- Opening Delimiter -

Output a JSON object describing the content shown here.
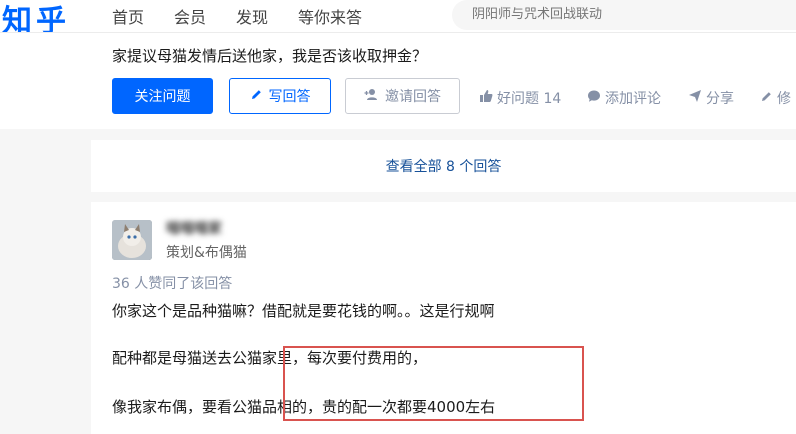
{
  "nav": {
    "logo": "知乎",
    "items": [
      "首页",
      "会员",
      "发现",
      "等你来答"
    ],
    "search_placeholder": "阴阳师与咒术回战联动"
  },
  "question": {
    "title": "家提议母猫发情后送他家，我是否该收取押金？",
    "follow_label": "关注问题",
    "write_label": "写回答",
    "invite_label": "邀请回答",
    "good_question_label": "好问题 14",
    "comment_label": "添加评论",
    "share_label": "分享",
    "edit_label": "修"
  },
  "view_all_label": "查看全部 8 个回答",
  "answer": {
    "author_name": "喵喵喵家",
    "author_bio": "策划&布偶猫",
    "votes_label": "36 人赞同了该回答",
    "paragraphs": [
      "你家这个是品种猫嘛？借配就是要花钱的啊。。这是行规啊",
      "配种都是母猫送去公猫家里，每次要付费用的，",
      "像我家布偶，要看公猫品相的，贵的配一次都要4000左右"
    ]
  },
  "colors": {
    "brand": "#0066ff",
    "link": "#175199",
    "highlight_box": "#d9534f"
  },
  "icons": {
    "write": "pencil-icon",
    "invite": "add-user-icon",
    "good": "thumbs-up-icon",
    "comment": "comment-bubble-icon",
    "share": "paper-plane-icon",
    "edit": "pencil-icon"
  }
}
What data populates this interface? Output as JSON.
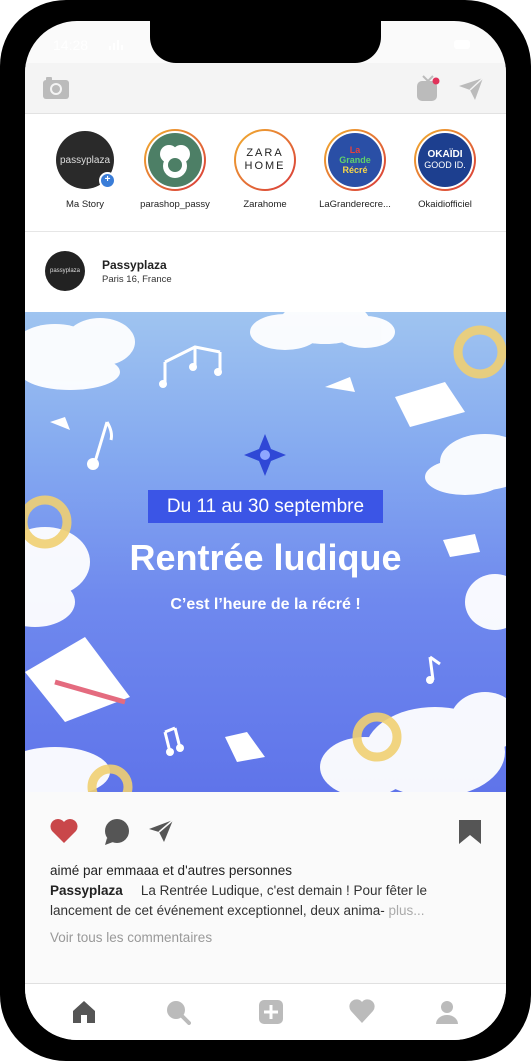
{
  "status": {
    "time": "14:28"
  },
  "stories": [
    {
      "label": "Ma Story",
      "pic_text": "passyplaza"
    },
    {
      "label": "parashop_passy"
    },
    {
      "label": "Zarahome",
      "pic_text_1": "ZARA",
      "pic_text_2": "HOME"
    },
    {
      "label": "LaGranderecre...",
      "pic_text_1": "La",
      "pic_text_2": "Grande",
      "pic_text_3": "Récré"
    },
    {
      "label": "Okaidiofficiel",
      "pic_text_1": "OKAÏDI",
      "pic_text_2": "GOOD ID."
    }
  ],
  "post": {
    "avatar_text": "passyplaza",
    "username": "Passyplaza",
    "location": "Paris 16, France",
    "image": {
      "dates": "Du 11 au 30 septembre",
      "headline": "Rentrée ludique",
      "subline": "C’est l’heure de la récré !"
    },
    "liked_by": "aimé par emmaaa et d'autres personnes",
    "caption_user": "Passyplaza",
    "caption_text": "La Rentrée Ludique, c'est demain ! Pour fêter le lancement de cet événement exceptionnel, deux anima-",
    "caption_more": "plus...",
    "view_comments": "Voir tous les commentaires"
  },
  "colors": {
    "heart": "#c9474a",
    "badge": "#3b55e6",
    "icons": "#555555"
  }
}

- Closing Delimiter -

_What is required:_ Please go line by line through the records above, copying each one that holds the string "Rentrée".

_Reply:_
      "headline": "Rentrée ludique",
    "caption_text": "La Rentrée Ludique, c'est demain ! Pour fêter le lancement de cet événement exceptionnel, deux anima-",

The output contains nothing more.